From the Licensed Lay Minister - September 2017

September. As I look out of the window, the poet's vision of ‘Mists and mellow fruitfulness’, is present just outside the window. There is a mist filling the valley and the apple tree is groaning under the weight of wonderfully rosy apples. Children are still - just- on holiday and their voices can be heard, shouting happily as they and a large black Labrador, play football in the field. You could say it is the perfect rural idyll - but is it?

Although we are told that life in the twenty first century is so much easier, as some famous person said - “We've never had it so good” - is it really? The countryside is full of low waged agricultural workers and the elderly, often on a fixed income, so apart from a favoured few, life is not so easy.

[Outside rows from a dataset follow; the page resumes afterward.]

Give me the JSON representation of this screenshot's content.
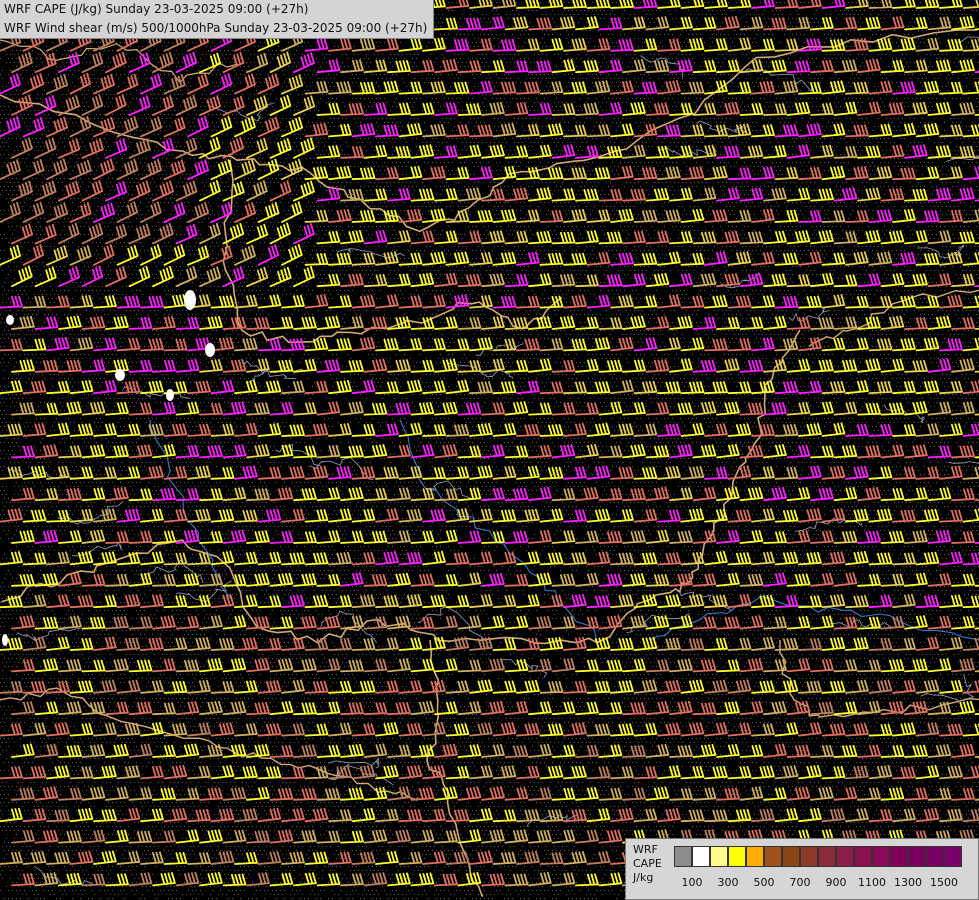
{
  "title": {
    "line1": "WRF CAPE (J/kg) Sunday 23-03-2025 09:00 (+27h)",
    "line2": "WRF Wind shear (m/s) 500/1000hPa Sunday 23-03-2025 09:00 (+27h)"
  },
  "legend": {
    "label_wrf": "WRF",
    "label_cape": "CAPE",
    "label_unit": "J/kg",
    "ticks": [
      "100",
      "300",
      "500",
      "700",
      "900",
      "1100",
      "1300",
      "1500"
    ],
    "colors": [
      "#8c8c8c",
      "#ffffff",
      "#fffa8c",
      "#ffff00",
      "#ffae00",
      "#a0521e",
      "#8b4513",
      "#8b3a2a",
      "#8b2c3b",
      "#8b1e4a",
      "#8b1050",
      "#8b0a5a",
      "#80005a",
      "#7a0060",
      "#780065",
      "#7a006a"
    ]
  },
  "map_colors": {
    "background": "#000000",
    "barb_colors": [
      "#ffff30",
      "#e8d050",
      "#e07060",
      "#ff20ff",
      "#c08060",
      "#d0b060"
    ],
    "border": "#d2aa78",
    "river": "#3a78c8",
    "contour": "#9aa4c0"
  }
}
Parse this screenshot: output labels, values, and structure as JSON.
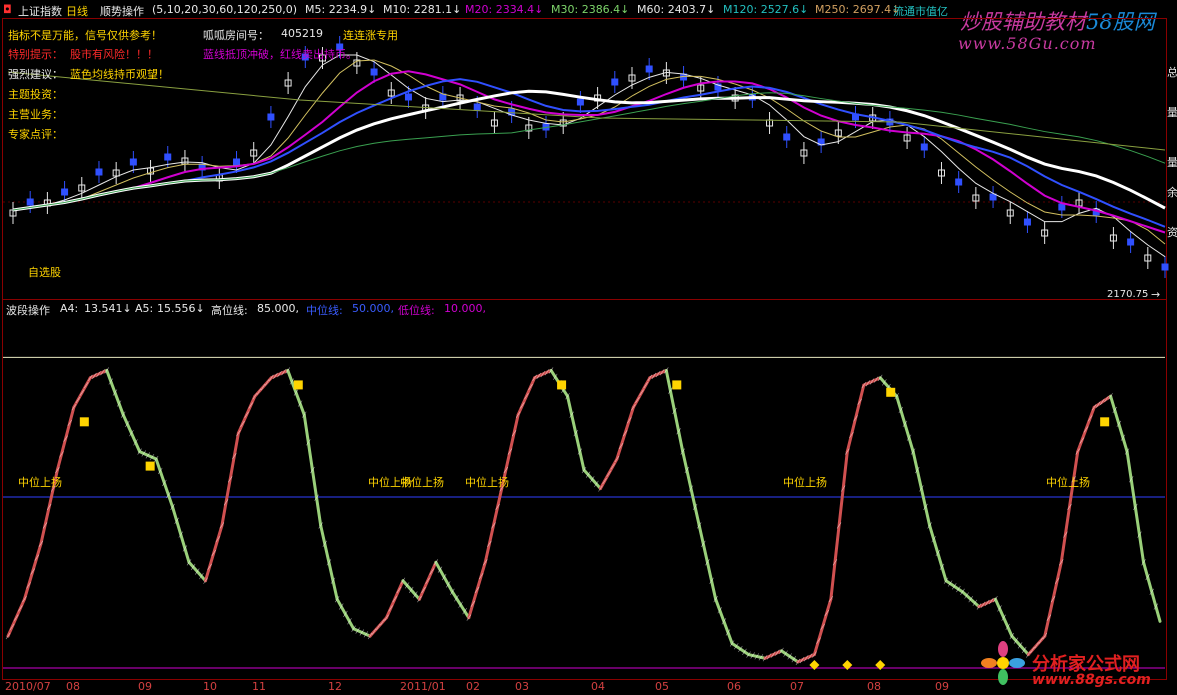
{
  "header": {
    "index_name": "上证指数",
    "period": "日线",
    "indicator": "顺势操作",
    "params": "(5,10,20,30,60,120,250,0)",
    "ma": [
      {
        "label": "M5:",
        "value": "2234.9↓",
        "color": "#e8e8e8"
      },
      {
        "label": "M10:",
        "value": "2281.1↓",
        "color": "#e8e8e8"
      },
      {
        "label": "M20:",
        "value": "2334.4↓",
        "color": "#d000d0"
      },
      {
        "label": "M30:",
        "value": "2386.4↓",
        "color": "#7dd46a"
      },
      {
        "label": "M60:",
        "value": "2403.7↓",
        "color": "#e8e8e8"
      },
      {
        "label": "M120:",
        "value": "2527.6↓",
        "color": "#22c0c0"
      },
      {
        "label": "M250:",
        "value": "2697.4↓",
        "color": "#d2a060"
      }
    ],
    "float_value_label": "流通市值亿"
  },
  "info_panel": {
    "line1": "指标不是万能，信号仅供参考！",
    "room_label": "呱呱房间号：",
    "room_number": "405219",
    "limit_up": "连连涨专用",
    "line2_label": "特别提示：",
    "line2_value": "股市有风险！！！",
    "line2_note": "蓝线抵顶冲破，红线卖出持币。",
    "line3_label": "强烈建议：",
    "line3_value": "蓝色均线持币观望！",
    "line4_label": "主题投资：",
    "line5_label": "主营业务：",
    "line6_label": "专家点评："
  },
  "main_chart": {
    "self_select": "自选股",
    "last_price": "2170.75",
    "right_axis_glyphs": [
      "总",
      "量",
      "量",
      "余",
      "资"
    ]
  },
  "sub_chart": {
    "name": "波段操作",
    "a4_label": "A4:",
    "a4_value": "13.541↓",
    "a5_label": "A5:",
    "a5_value": "15.556↓",
    "high_label": "高位线:",
    "high_value": "85.000,",
    "mid_label": "中位线:",
    "mid_value": "50.000,",
    "low_label": "低位线:",
    "low_value": "10.000,",
    "signal_labels": [
      "中位上扬",
      "中位上扬",
      "中位上扬",
      "中位上扬",
      "中位上扬",
      "中位上扬"
    ]
  },
  "x_axis": [
    "2010/07",
    "08",
    "09",
    "10",
    "11",
    "12",
    "2011/01",
    "02",
    "03",
    "04",
    "05",
    "06",
    "07",
    "08",
    "09"
  ],
  "watermarks": {
    "top_line": "炒股辅助教材",
    "top_brand": "58股网",
    "top_url": "www.58Gu.com",
    "bottom_line": "分析家公式网",
    "bottom_url": "www.88gs.com"
  },
  "colors": {
    "up": "#ff3030",
    "down": "#3050ff",
    "rise_curve": "#d05050",
    "fall_curve": "#9ad07a",
    "grid": "#8a0000"
  },
  "chart_data": [
    {
      "type": "candlestick",
      "title": "上证指数 日线",
      "series": [
        {
          "name": "M5",
          "values": []
        },
        {
          "name": "M10",
          "values": []
        },
        {
          "name": "M20",
          "values": []
        },
        {
          "name": "M30",
          "values": []
        },
        {
          "name": "M60",
          "values": []
        },
        {
          "name": "M120",
          "values": []
        },
        {
          "name": "M250",
          "values": []
        }
      ],
      "last_value": 2170.75
    },
    {
      "type": "line",
      "title": "波段操作",
      "ylim": [
        0,
        100
      ],
      "reference_lines": [
        85,
        50,
        10
      ],
      "series": [
        {
          "name": "A4",
          "values": [
            10,
            20,
            35,
            55,
            72,
            80,
            82,
            70,
            60,
            58,
            45,
            30,
            25,
            40,
            65,
            75,
            80,
            82,
            70,
            40,
            20,
            12,
            10,
            15,
            25,
            20,
            30,
            22,
            15,
            30,
            50,
            70,
            80,
            82,
            75,
            55,
            50,
            58,
            72,
            80,
            82,
            60,
            40,
            20,
            8,
            5,
            4,
            6,
            3,
            5,
            20,
            60,
            78,
            80,
            75,
            60,
            40,
            25,
            22,
            18,
            20,
            10,
            5,
            10,
            30,
            60,
            72,
            75,
            60,
            30,
            14
          ]
        }
      ]
    }
  ]
}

Rural bus services are always the first economy made by local councils, making visits to Salisbury Hospital an expedition of the magnitude of a trek to the South Pole for some. Mobile Libraries seem to be the next area to feel the axe, depriving many of the enjoyment of a good read of a winter's evening.

Enough of the downside of life - let's be more positive! Local Village Shops in our rural communities are re-invigorating village life. Not only do they provide necessities but a place to sit and have a coffee and catch up on all the local news. Posters there advertise local functions and postcards publicise needs for help or the disposal of unwanted goods - a two-way street of opportunities for local people to help each other.

Church still fulfils its role of bringing people together, is a place for passing on news of those not so well, or just back from hospital and in need of a visit for tea and a chat - its members possibly unwittingly continuing the church's medieval function of caring for the sick and needy - in their minds just being good neighbours. It also celebrates our rural heritage, with seasonal services to ask God to bless the work of the farmer and services to thank God for his abundant provisions for us all.

Well, there are the plusses and the minuses, would you rather live in town or city, or in the countryside? I know which I would choose every time it's not just looking out on streets and having neighbours that you don't really know, it's the sense of community, being able to smile and say “Good Morning" to folk you meet, without them looking alarmed, seeing a glut of apples or vegetables being offered free at the gate - and then of course, there is God's glorious countryside with a background of birdsong. Moan we may from time to time but we have so much to be thankful for.

Jo Johnson